It's actually a perfect set-up for a mid-budget action movie. Ideal Gerard Butler vehicle.
The characters were very well balanced. Everyone had their necessary role. I was the mercenary type who got a academic and the ex-thief into the city to let them do their stuff. I hope the arrogance of my character - and my luck with die rolls - didn't come over as an experienced player showing off. I tried to sit back and play up the other characters. (And not scream at their analysis paralysis at times.)
The system was basically a dice pool system. These aren't intuitive to me but I understood it pretty much from the start. As I said, I don't see much that needs fixing and it's pretty much ready for publication as it stands.
I paid for my afternoon game (£3 remember) out of my £5 shop credit. Apart from a couple of cans of Coke, the only thing I could find in the shop for £2 was an unpainted metal Superhero speedster figure in a sale box. (When did games stuff get so expensive?) so I asked to have it transferred to the Convention organiser's account and at least one other person copied my example.
Then I came home.
BurritoCon is typical of the new breed of "Games Days" springing up across the country. Just like our own much-loved Spaghetti ConJunction. Rather than a full scale convention, the organisers book a pre-existing venue - such as a games cafe - and just organise the games. Just about everything else is done for them. Today, for example, all the monies were paid directly to the venue using their usual systems.
And it was a really, really,good venue. You'll have noticed in these reports I rarely name people or venues. But this one deserves special citation. It's Fan Boy 3 in Manchester city centre. Large, bright, two floors. Bursting with gaming goodness. Loads of tables. All the snacks and drinks you want at reasonable prices (£1 for a can seems about right to me). It hosted BurritoCon, a Pokemon convention and still had room for scores of other customers during the day. I think they've got stuff sewn up. If anyone thinks about asking me about opening a game store/cafe, I'll simply suggest they visit Fan Boy 3 to see how it's done.
So, with the venue taking so much of the strain, did the convention organiser actually have any work to do? Well, yes. It's only a small event but he did a superb job of matching the number of referees to tables to players. He planned an offering and stuck to it and then trusted the players to respond to it reasonably without any complex signup systems being needed. And he grew the event through relentless on line promotion.

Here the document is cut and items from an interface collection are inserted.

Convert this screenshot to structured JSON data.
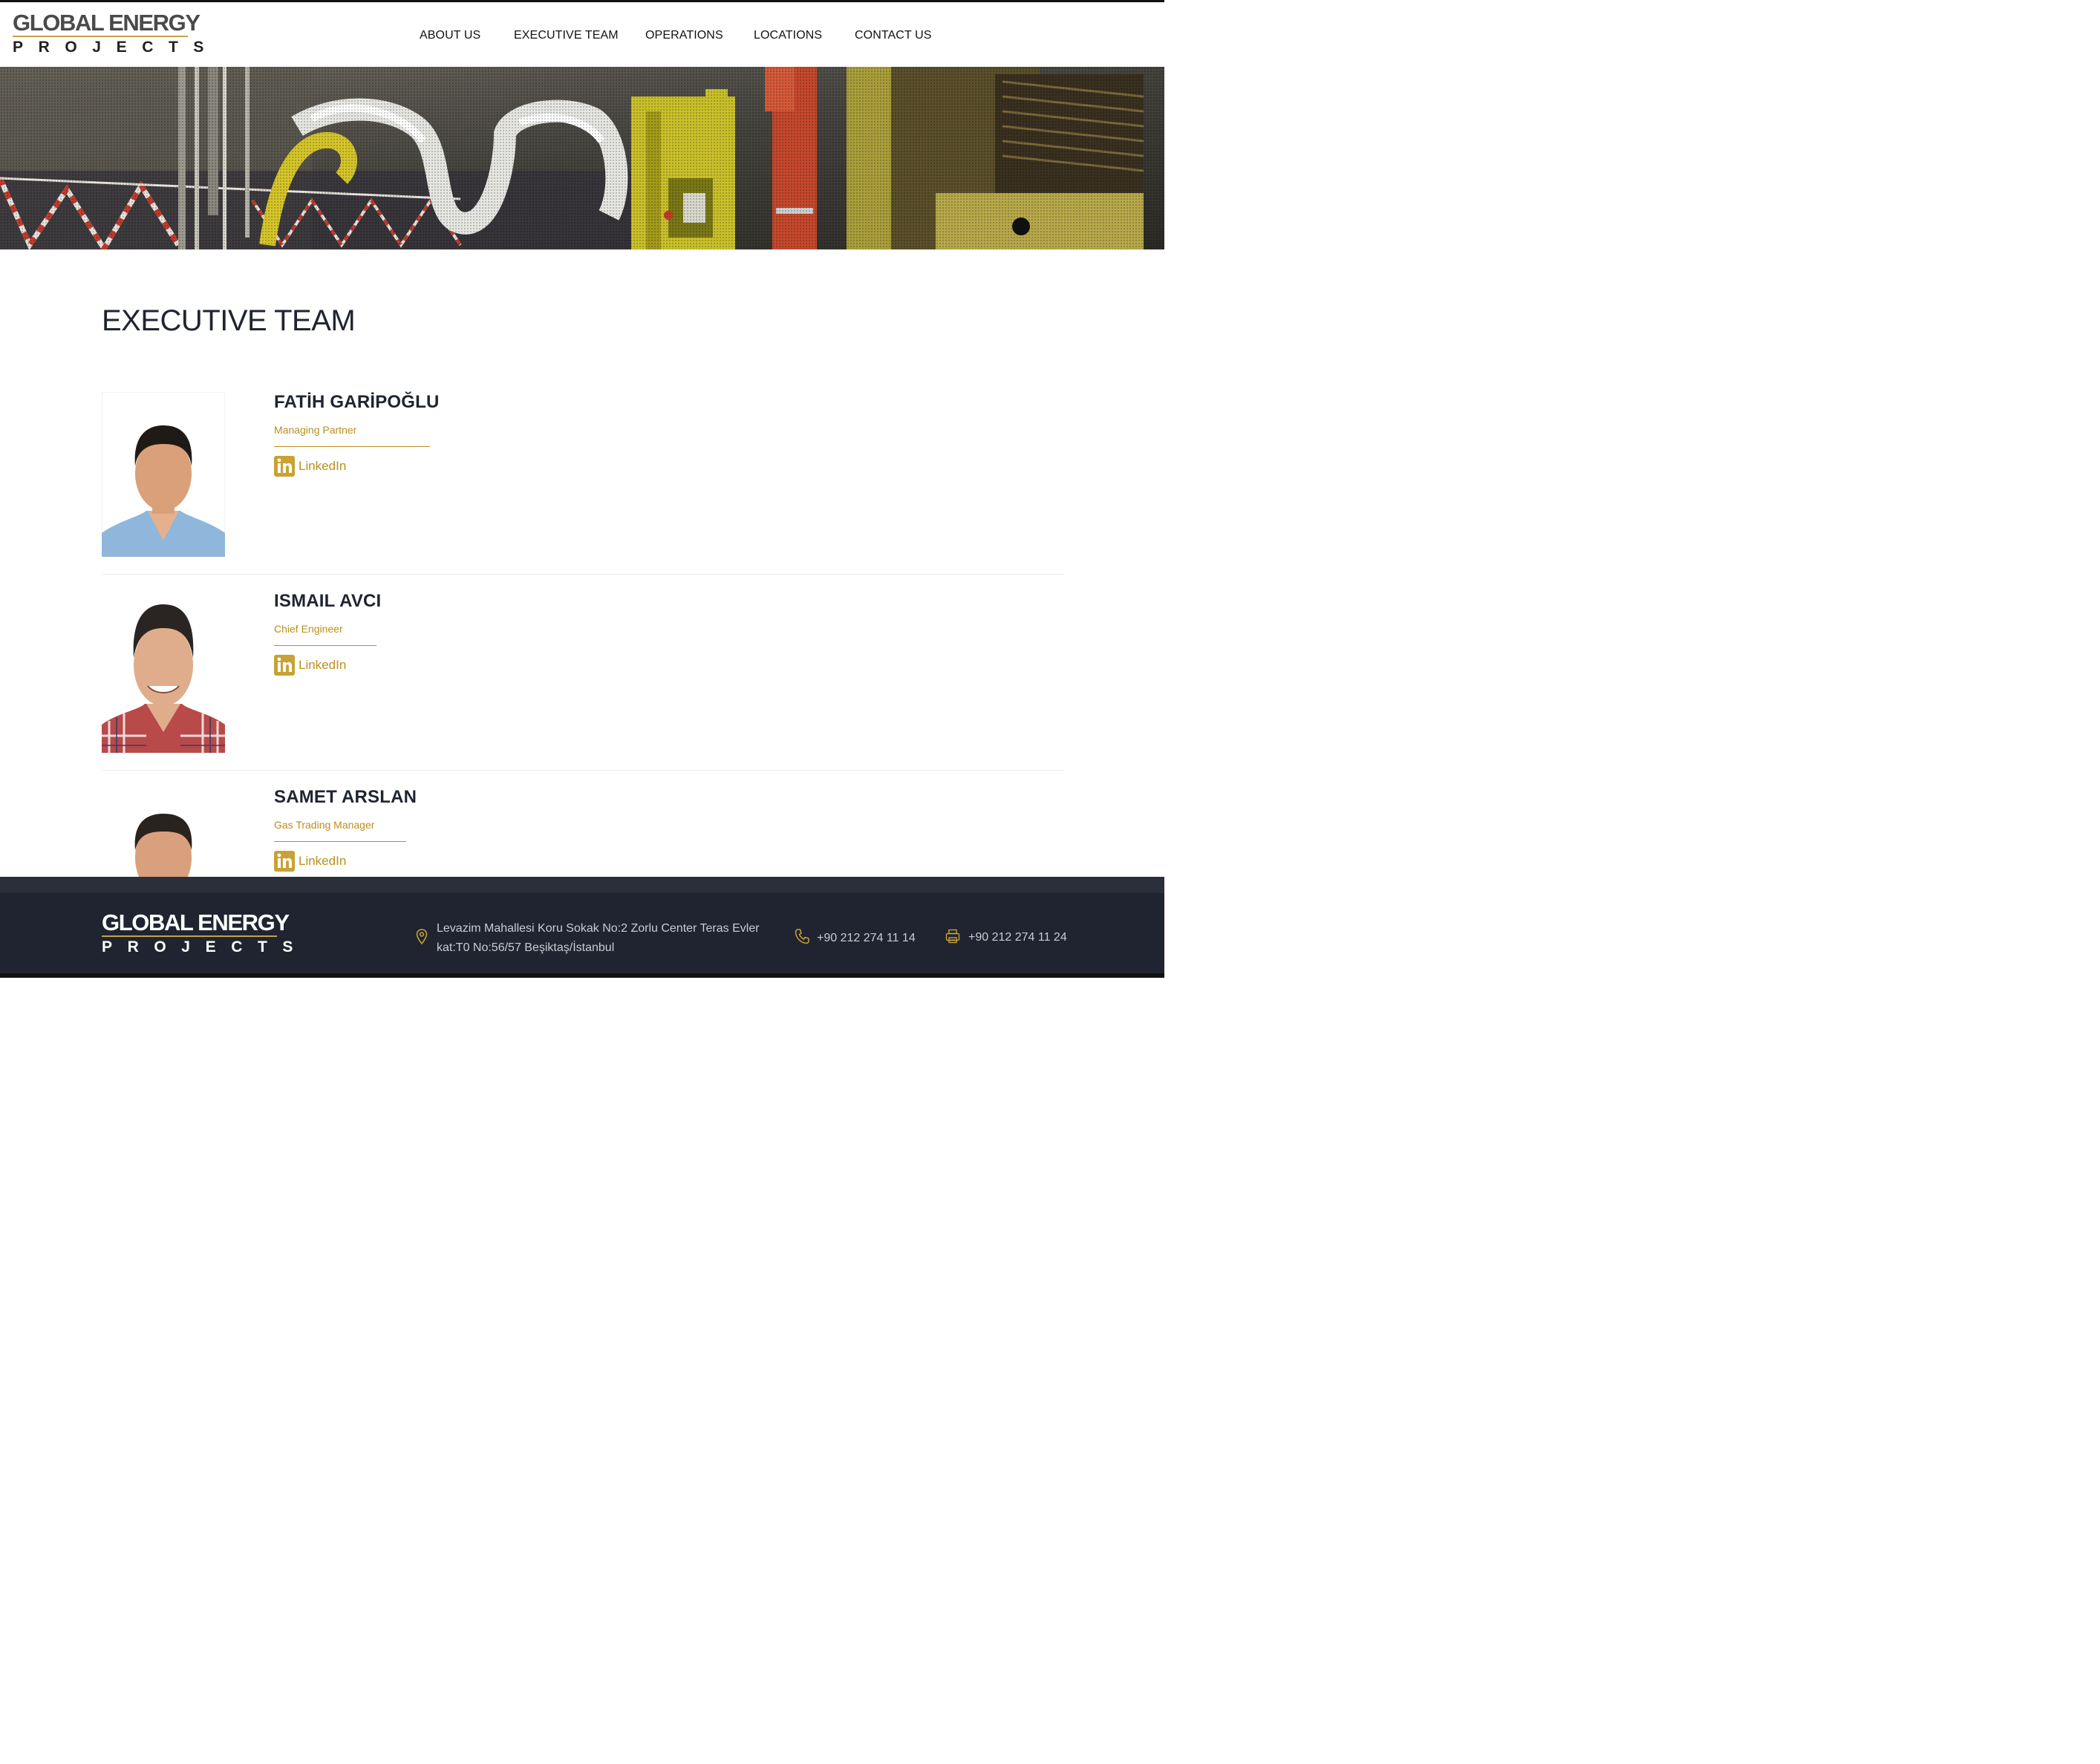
{
  "brand": {
    "line1": "GLOBAL ENERGY",
    "line2": "PROJECTS",
    "accent_color": "#c4a24a"
  },
  "nav": {
    "items": [
      {
        "label": "ABOUT US"
      },
      {
        "label": "EXECUTIVE TEAM"
      },
      {
        "label": "OPERATIONS"
      },
      {
        "label": "LOCATIONS"
      },
      {
        "label": "CONTACT US"
      }
    ]
  },
  "hero": {
    "image": "underground mining drill rig photo"
  },
  "page": {
    "title": "EXECUTIVE TEAM"
  },
  "team": [
    {
      "name": "FATİH GARİPOĞLU",
      "role": "Managing Partner",
      "link_label": "LinkedIn",
      "link_icon": "linkedin-icon"
    },
    {
      "name": "ISMAIL AVCI",
      "role": "Chief Engineer",
      "link_label": "LinkedIn",
      "link_icon": "linkedin-icon"
    },
    {
      "name": "SAMET ARSLAN",
      "role": "Gas Trading Manager",
      "link_label": "LinkedIn",
      "link_icon": "linkedin-icon"
    }
  ],
  "footer": {
    "address_line1": "Levazim Mahallesi Koru Sokak No:2 Zorlu Center Teras Evler",
    "address_line2": "kat:T0 No:56/57 Beşiktaş/İstanbul",
    "phone": "+90 212 274 11 14",
    "fax": "+90 212 274 11 24",
    "address_icon": "map-pin-icon",
    "phone_icon": "phone-icon",
    "fax_icon": "fax-icon"
  }
}
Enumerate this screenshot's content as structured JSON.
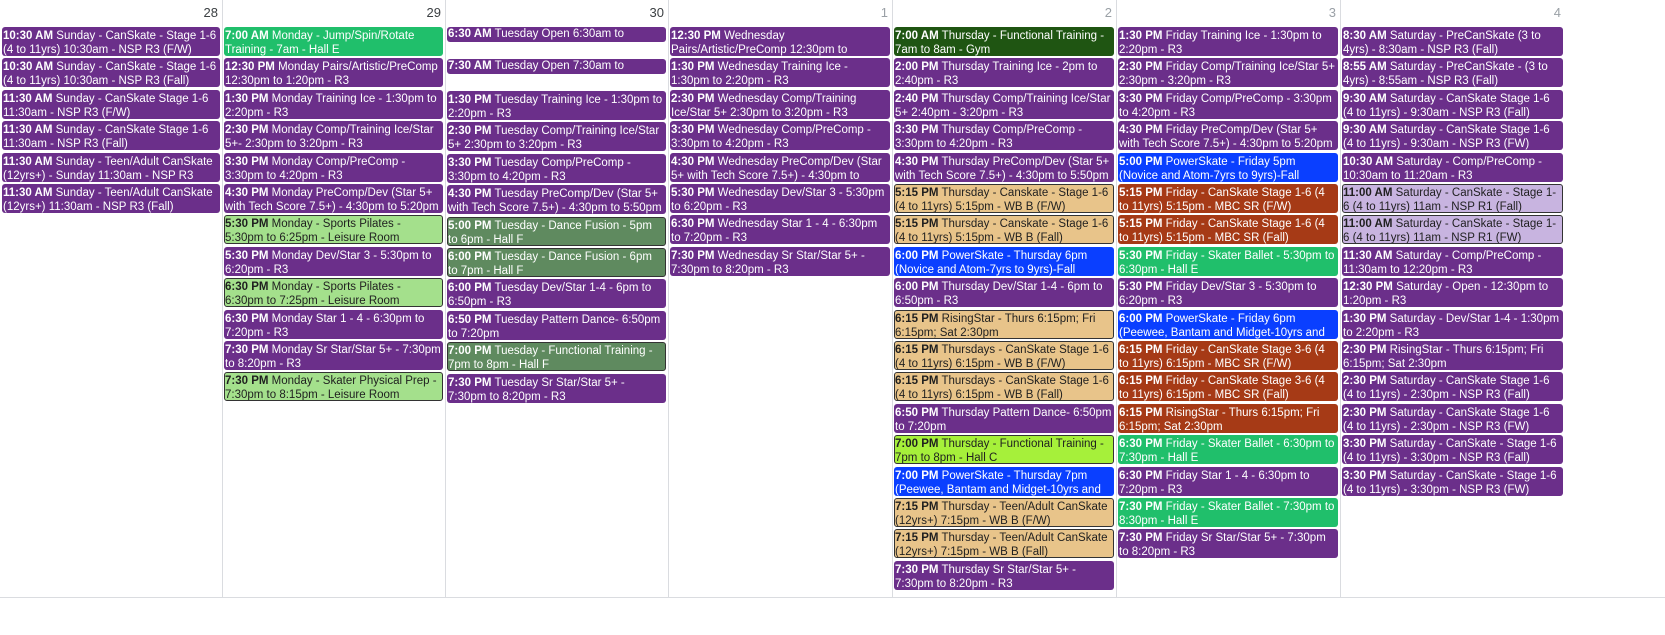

Good job.
He's thinking of offering it again in the autumn - and I think he should, though I warned him it's a much more crowded time in the calendar. If another BurritoCon comes up and I'm free, I'll be back in a shot. Really enjoyed it. Really pleasant day out.